Dog Signs Misinterpretation: When a Symptom Isn’t What You’d Think
This story was a good lesson that seeing doesn’t have to mean understanding.
Observation and facts are one thing. What one makes of them, however, can be something else altogether. That’s why you always have to question how you interpret what you see.
Jasmine was a senior Rottweiler girl who’s gone through many health challenges. We thought that she would get sore and tired towards the end of her walks for the longest time. Given her age and all she’s been through, it seemed a reasonable assumption.
Jasmine would start dragging her feet, carry her head low, and sometimes even stop and stare at us with a sheepish look. What would you think?
We gave her the time she needed to get to the truck and felt terrible that we made the walk longer than we should have.
Trying to accommodate
To accommodate her stamina level, we started making the walks a little shorter.
We tried changing things around to no avail. Jasmine’s vet and her physical therapist couldn’t see anything wrong with her.
Cutting the walks shorter didn’t make much of a difference. Towards the end, Jasmine still looked like she was in pain. She was walking slower and slower, with her entire body lowered.
This went on until a chance event put the whole situation in a new light.
That day, I spent a day at a friends’ horse farm. At the end of the day, the guys always get a closing walk, after which it’s time to go back home.
Surely enough, Jasmine started lagging behind and dragging her feet on the way back. “Don’t worry, baby, we’re almost there,” I was comforting her.
As it happened, though, hubby remembered he wanted to show me something before we left. So we walked up to the truck as usual, but we continued past it this time.
It’s not what we thought
And then it happened. As Jasmine saw us walking past the truck, her posture and attitude suddenly changed. She perked right up, carrying herself strongly with a bit of hop in her step.
Then it dawned on us. No wonder making Jasmine’s walks shorter was not helping!
Jasmine was not on her last legs! She didn’t want the walk to end yet and was trying to negotiate! “I don’t want to go home yet, ma.”
Reg” rdless of the length of the walk, Jasmine continued to do that every time we got to a certain distance from the truck. But from then on, we knew better! Jasmine could go all day and still be interested in another adventure if the opportunity presented itself. But she dragged her feet when the end of the walk was near.

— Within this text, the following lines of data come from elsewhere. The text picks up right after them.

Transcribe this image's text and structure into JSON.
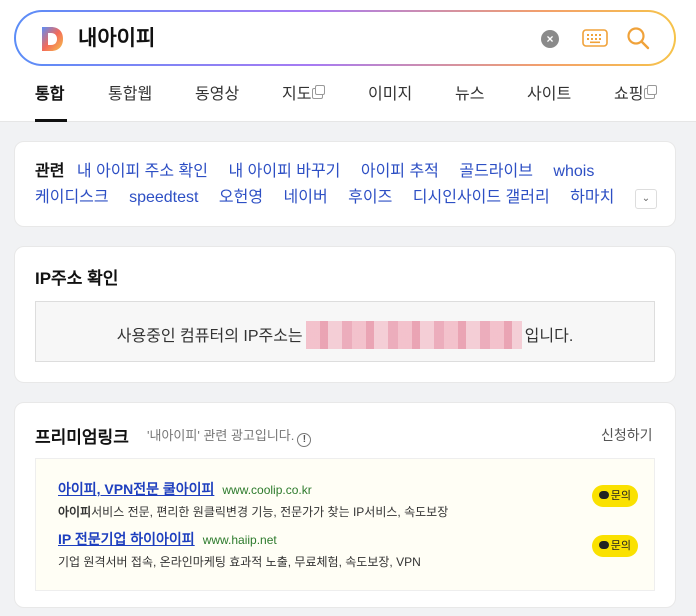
{
  "search": {
    "query": "내아이피"
  },
  "tabs": [
    {
      "label": "통합"
    },
    {
      "label": "통합웹"
    },
    {
      "label": "동영상"
    },
    {
      "label": "지도"
    },
    {
      "label": "이미지"
    },
    {
      "label": "뉴스"
    },
    {
      "label": "사이트"
    },
    {
      "label": "쇼핑"
    }
  ],
  "related": {
    "title": "관련",
    "line1": [
      "내 아이피 주소 확인",
      "내 아이피 바꾸기",
      "아이피 추적",
      "골드라이브",
      "whois"
    ],
    "line2": [
      "케이디스크",
      "speedtest",
      "오헌영",
      "네이버",
      "후이즈",
      "디시인사이드 갤러리",
      "하마치"
    ]
  },
  "ip_check": {
    "title": "IP주소 확인",
    "prefix": "사용중인 컴퓨터의 IP주소는",
    "suffix": "입니다."
  },
  "ads": {
    "title": "프리미엄링크",
    "desc": "'내아이피' 관련 광고입니다.",
    "info_icon": "!",
    "apply": "신청하기",
    "inquiry": "문의",
    "items": [
      {
        "link": "아이피, VPN전문 쿨아이피",
        "url": "www.coolip.co.kr",
        "bold": "아이피",
        "desc": "서비스 전문, 편리한 원클릭변경 기능, 전문가가 찾는 IP서비스, 속도보장"
      },
      {
        "link": "IP 전문기업 하이아이피",
        "url": "www.haiip.net",
        "bold": "",
        "desc": "기업 원격서버 접속, 온라인마케팅 효과적 노출, 무료체험, 속도보장, VPN"
      }
    ]
  },
  "colors": {
    "link": "#2d4fc4",
    "ad_link": "#1e3fbf",
    "ad_url": "#2c7a2c",
    "inquiry_bg": "#fae100"
  }
}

If nothing else, she’d find some completely irresistible smell that needed investigating.
She could make the last few yards takes almost as long as the rest of the walk. But not because she couldn’t go any further. She didn’t want to go home yet!
The opposite of what we figured
The symptom we were so worried about meant the exact opposite of what we thought!
It made us happy, and it made us laugh. And sometimes, just to treat her, we went past the truck to give Jasmine the little extra she craved.
And we learned that correct interpretation of the facts is as important as their observation.
Dog Symptoms: Recognition, Acknowledgement, And Denial
The Signs of a Sick Dog and What to Do